Famously dangerous hotbeds of sketchiness — in part because of their highway accessibility — motels harbor the quasi-homeless seemingly as often as they serve as antidotes to driving off the road for the sleep-deprived. Some regulars have vouchers from local governments. Most simply fell behind on rent or, as in Stephanie’s case, a mortgage.
In motel parking areas, kids at play dodge motorists who “come into the lot like a bat out hell,” as a mother from Idaho told me, describing a scene from Portland’s Goose Hollow section.
While a parking lot as makeshift play place is far from optimal, it’s preferable to being cooped up in front of the cathode ray TV tubes found in most rooms.
I grew up playing across the neighbors’ back yards, friends with the neighbors’ children. We would play until our mothers would call us to dinner by yelling out the back door. That’s a different life experience than someone who grew up in a motel parking lot dodging drunk-driving drug dealers.
My children and I haven’t spent sustained periods in motor hotels. But my sister and her youngest son are not so lucky. …
When pride got in my sister’s way, she and her then-17-year-old boy got on the highway to Troutdale and a $39 room.
At first, the stay was peaceful.
Then night fell.
The African kids who played in parking spaces went back indoors when the sun went down. Meth heads took their place. Motel guests of every color fought and cursed and visited that vintage Lincoln Continental. Truck drivers and motel guests alike hopped into the car’s front seat, then popped out just as fast.
Throughout the night, screams erupted and fights over who took most of the dope erupted. (“You think you’re slick, motherfucker!”)
Gaye says she punched up 911 on her phone nearly nightly. “If you do not get the police over here to deal with the people next door, someone is going to be dead,” she said. “I don’t know what is going on over there, but someone is getting their ass whupped.”
“… I needed a break,” Stephanie says. As she delves into her breakfast time explanation of how motels are an oasis, her husband approaches.He looks like Waylon Jennings with a hardcore meth jones. As I explain why I’m questioning his wife the man sucks the last of his joint right down to his fingertips. My source’s husband shakes his head, then walks away.

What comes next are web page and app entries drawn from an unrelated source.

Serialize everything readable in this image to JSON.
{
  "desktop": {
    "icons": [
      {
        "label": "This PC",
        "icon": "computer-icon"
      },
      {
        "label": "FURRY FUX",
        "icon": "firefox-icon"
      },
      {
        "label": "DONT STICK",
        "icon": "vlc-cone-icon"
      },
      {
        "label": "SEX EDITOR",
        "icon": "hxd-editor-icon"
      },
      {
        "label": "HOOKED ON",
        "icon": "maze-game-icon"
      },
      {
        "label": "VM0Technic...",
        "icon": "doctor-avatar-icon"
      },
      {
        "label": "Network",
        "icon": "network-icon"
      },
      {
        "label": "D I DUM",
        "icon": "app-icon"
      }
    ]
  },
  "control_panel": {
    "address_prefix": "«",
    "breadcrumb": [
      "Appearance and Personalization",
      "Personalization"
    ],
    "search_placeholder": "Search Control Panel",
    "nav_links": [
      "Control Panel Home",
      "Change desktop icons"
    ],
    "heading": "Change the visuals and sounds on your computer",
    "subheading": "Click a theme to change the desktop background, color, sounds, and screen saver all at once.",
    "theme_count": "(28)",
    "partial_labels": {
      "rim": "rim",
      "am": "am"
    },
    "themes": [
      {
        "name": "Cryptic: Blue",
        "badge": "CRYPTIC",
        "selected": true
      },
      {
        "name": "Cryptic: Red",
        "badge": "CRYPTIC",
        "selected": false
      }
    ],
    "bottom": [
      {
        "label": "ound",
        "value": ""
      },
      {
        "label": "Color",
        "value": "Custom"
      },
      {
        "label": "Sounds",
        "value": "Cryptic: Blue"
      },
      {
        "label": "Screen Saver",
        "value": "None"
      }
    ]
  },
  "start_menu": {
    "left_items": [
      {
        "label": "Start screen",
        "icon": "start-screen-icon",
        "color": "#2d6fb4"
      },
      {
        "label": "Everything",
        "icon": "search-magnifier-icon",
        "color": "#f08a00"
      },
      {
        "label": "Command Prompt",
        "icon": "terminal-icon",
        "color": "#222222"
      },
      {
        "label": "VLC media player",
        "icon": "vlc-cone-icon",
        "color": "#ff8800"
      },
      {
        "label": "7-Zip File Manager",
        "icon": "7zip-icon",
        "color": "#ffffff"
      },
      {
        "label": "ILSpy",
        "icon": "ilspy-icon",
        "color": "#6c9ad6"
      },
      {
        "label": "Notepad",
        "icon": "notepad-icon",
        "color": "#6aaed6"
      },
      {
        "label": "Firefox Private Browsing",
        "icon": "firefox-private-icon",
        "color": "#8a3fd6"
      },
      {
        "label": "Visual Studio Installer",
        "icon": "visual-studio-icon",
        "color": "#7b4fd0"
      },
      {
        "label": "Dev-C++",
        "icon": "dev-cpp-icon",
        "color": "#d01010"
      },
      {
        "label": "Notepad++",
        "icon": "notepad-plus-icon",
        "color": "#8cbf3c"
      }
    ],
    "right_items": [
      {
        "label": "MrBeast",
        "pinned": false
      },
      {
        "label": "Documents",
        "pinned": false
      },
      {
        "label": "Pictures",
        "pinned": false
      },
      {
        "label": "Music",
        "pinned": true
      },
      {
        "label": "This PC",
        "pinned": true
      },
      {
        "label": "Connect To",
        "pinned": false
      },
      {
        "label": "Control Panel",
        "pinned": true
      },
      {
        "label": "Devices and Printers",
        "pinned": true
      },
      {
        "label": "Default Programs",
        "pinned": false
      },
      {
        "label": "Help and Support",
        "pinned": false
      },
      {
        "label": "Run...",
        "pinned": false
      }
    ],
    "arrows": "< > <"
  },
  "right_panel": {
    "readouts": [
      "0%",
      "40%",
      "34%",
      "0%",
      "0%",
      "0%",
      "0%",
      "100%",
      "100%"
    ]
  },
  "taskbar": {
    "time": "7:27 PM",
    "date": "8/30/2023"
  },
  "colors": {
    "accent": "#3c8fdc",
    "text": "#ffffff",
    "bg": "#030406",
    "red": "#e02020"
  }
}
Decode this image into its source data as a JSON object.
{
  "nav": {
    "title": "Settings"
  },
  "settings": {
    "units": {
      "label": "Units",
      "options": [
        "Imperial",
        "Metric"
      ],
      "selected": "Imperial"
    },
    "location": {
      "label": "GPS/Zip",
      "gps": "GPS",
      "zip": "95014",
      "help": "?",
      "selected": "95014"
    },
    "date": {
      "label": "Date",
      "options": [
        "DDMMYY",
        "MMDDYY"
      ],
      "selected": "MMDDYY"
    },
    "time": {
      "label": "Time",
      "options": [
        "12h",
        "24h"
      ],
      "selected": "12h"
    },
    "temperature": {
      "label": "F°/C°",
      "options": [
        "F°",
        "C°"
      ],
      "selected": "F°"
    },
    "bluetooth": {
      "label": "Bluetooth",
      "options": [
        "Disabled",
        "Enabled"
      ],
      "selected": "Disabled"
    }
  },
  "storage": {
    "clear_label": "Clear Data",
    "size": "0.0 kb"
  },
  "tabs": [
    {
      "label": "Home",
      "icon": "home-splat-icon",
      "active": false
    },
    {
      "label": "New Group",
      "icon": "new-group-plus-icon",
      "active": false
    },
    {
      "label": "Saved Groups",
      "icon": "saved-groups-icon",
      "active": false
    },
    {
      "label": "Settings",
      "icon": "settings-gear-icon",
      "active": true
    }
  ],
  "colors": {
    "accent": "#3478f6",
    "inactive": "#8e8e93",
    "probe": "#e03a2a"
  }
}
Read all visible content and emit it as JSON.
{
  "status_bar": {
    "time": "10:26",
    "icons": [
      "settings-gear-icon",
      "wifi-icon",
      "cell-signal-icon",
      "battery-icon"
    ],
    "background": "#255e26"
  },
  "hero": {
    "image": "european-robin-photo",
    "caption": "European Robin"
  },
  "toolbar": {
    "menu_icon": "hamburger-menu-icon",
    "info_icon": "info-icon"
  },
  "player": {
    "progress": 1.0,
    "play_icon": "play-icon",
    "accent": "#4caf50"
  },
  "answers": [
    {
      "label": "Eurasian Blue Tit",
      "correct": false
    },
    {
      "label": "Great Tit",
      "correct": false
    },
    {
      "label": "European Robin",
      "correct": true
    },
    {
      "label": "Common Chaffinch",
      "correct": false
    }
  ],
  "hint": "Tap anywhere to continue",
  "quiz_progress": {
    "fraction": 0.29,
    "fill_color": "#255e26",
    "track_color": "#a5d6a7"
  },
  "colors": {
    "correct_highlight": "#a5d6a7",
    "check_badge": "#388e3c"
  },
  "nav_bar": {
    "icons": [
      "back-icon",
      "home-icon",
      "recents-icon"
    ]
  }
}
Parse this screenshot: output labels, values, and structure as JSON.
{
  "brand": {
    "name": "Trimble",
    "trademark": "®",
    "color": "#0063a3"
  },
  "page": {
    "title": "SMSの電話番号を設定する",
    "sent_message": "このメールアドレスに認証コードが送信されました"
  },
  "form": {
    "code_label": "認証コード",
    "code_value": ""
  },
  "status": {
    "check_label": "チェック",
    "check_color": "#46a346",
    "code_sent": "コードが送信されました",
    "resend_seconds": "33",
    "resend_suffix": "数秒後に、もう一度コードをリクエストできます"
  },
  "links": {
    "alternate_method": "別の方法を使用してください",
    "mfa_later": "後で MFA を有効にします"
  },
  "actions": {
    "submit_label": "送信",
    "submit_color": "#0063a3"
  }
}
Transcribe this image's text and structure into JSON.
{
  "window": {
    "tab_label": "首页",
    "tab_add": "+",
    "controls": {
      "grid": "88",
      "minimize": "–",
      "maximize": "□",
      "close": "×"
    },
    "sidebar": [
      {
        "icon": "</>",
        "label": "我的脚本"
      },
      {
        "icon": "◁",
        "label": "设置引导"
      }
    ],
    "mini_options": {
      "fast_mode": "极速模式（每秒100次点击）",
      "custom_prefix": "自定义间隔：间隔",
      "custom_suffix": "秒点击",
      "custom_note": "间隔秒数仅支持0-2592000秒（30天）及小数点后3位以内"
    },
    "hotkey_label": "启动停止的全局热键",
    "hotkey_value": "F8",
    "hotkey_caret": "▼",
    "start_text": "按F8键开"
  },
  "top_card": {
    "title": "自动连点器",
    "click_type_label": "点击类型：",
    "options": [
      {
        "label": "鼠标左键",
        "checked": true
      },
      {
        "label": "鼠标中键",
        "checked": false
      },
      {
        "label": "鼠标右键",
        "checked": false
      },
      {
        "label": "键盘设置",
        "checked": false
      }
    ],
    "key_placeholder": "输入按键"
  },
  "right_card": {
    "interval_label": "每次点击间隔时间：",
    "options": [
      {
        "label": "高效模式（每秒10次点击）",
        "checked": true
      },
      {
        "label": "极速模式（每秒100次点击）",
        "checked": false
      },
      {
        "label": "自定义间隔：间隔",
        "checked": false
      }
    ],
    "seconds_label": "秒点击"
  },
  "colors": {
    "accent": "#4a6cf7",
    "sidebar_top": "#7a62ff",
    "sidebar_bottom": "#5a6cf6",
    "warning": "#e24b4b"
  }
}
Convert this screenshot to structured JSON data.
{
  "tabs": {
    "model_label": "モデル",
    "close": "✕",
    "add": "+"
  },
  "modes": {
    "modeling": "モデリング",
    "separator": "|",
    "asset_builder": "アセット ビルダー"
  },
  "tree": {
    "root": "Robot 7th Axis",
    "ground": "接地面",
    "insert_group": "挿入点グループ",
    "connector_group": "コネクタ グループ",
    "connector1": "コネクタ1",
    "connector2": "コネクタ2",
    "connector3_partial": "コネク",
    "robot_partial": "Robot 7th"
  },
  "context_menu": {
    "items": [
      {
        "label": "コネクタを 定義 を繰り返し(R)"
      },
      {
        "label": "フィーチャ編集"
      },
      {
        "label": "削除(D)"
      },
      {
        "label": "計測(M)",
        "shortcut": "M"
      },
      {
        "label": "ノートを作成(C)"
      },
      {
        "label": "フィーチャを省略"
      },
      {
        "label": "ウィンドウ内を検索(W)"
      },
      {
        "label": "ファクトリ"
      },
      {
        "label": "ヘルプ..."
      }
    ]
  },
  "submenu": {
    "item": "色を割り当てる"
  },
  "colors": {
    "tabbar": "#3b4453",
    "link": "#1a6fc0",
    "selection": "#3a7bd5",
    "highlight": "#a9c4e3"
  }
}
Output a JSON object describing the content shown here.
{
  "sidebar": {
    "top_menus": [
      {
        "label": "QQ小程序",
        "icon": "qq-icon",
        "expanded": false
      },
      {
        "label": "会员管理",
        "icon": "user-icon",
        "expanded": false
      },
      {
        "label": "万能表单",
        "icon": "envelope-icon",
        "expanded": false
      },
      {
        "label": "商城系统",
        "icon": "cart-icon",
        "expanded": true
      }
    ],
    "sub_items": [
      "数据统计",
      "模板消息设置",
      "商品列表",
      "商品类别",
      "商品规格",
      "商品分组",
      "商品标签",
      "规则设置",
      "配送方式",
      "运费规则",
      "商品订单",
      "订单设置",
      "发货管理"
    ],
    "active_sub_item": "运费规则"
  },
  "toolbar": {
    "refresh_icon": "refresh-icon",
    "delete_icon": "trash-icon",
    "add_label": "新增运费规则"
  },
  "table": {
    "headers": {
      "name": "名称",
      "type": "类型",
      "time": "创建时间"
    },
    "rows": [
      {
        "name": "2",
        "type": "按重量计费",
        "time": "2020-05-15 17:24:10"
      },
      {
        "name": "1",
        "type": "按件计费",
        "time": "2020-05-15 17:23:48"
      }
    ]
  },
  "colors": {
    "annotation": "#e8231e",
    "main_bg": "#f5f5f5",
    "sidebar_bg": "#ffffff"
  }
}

Most people living in these conditions do so as a consequence of the decisions they made. The saddest part is the children who must live this way, not due to their bad decisions, but the bad decisions of their parents. The children deserve better.
Stephanie is so weathered, she appears to have been on the streets of Washington state since the first Bush presidency. It’s easy to buy her perspective that two floors of artless, right-angled shelter is a kind of oasis.
“You can sleep on something soft. You get air conditioning. You don’t have to do any housework. But there’s the monotony of it — you’re living out of suitcases,” Stephanie continues. “So far here though? No big deal. The neighbors above us are… very busy. But that’s cool.”
The motel over in Hazel Dell, the one she no longer goes to for respite, now that’s a problem. Old and decrepit. Junkies everywhere. Used to be a nice place. The cops in Vancouver “really don’t like homeless people,” Stephanie says.
It’s not just the fine fuzz of Washington that despise the homeless — just about none of us are really feeling them. It takes Herculean effort to ensure that their ugliness remains out of our sight lines.
Don’t see ya, sho ’nuff wouldn’t want to be ya.
I wish I could offer a solution to the problems of homelessness and poverty, but there are no simple fixes. We tried giving people money, but welfare didn’t solve the problem. Our makeshift system of publicly and privately funded homeless shelters is the first line of defense on what’s a much larger problem.
The next step up the housing ladder is entry into a government program like Section 8, but the program is costly, and it creates other problems. The demand for government assistance greatly outstrips the supply, so many people waiting for assistance end up living the dodgy motel life.